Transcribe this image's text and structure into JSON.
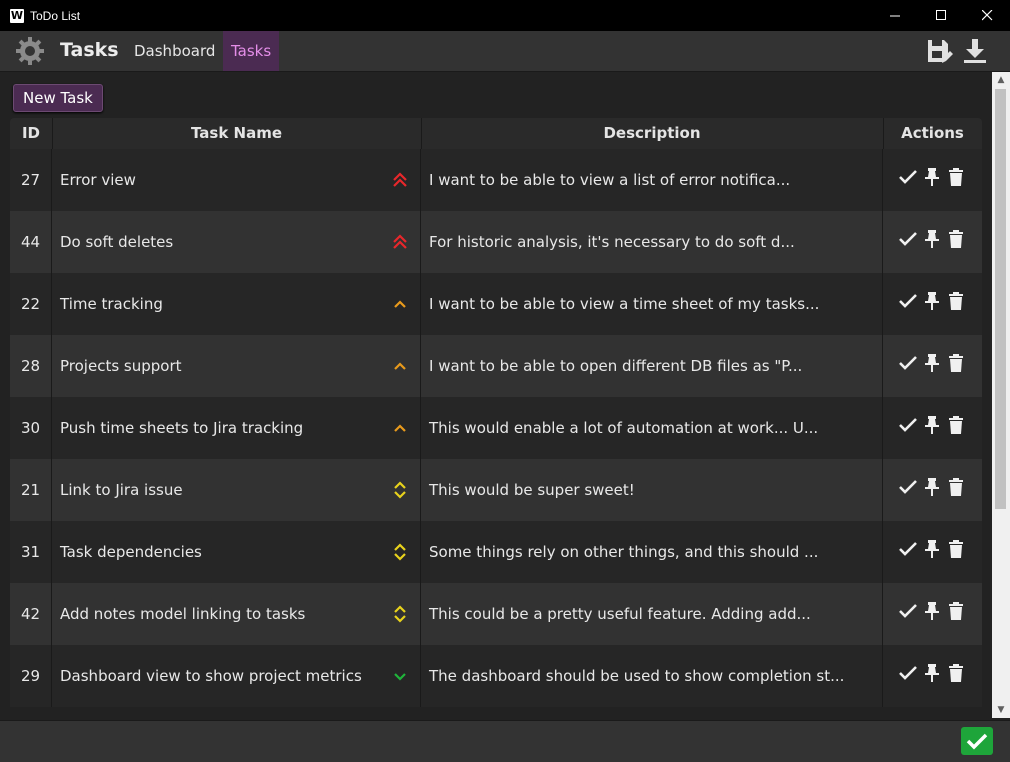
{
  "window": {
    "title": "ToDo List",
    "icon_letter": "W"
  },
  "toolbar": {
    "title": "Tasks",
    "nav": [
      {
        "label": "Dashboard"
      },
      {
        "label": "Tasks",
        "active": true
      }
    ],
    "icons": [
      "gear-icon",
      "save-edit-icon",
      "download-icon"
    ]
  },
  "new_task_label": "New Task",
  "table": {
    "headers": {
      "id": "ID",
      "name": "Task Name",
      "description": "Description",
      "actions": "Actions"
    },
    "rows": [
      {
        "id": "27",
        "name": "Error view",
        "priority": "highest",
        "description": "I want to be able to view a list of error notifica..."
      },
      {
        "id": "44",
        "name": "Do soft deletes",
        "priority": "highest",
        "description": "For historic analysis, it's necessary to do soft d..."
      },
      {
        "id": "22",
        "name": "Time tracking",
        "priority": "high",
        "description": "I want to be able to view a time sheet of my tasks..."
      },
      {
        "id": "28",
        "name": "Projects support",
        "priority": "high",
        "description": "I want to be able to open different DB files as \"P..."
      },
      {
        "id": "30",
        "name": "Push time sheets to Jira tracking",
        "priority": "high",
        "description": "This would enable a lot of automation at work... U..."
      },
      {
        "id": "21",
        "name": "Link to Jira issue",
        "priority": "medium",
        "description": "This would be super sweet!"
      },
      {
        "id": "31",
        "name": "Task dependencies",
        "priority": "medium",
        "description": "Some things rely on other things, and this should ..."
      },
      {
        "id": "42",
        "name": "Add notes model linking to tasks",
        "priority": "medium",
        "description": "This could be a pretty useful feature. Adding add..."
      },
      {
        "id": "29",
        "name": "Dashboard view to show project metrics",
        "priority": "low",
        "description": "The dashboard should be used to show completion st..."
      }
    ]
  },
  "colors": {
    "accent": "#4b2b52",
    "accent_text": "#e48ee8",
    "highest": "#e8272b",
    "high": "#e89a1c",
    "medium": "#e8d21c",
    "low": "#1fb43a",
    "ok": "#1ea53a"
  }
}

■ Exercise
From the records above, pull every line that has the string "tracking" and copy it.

■ Response for this exercise
        "name": "Time tracking",
        "name": "Push time sheets to Jira tracking",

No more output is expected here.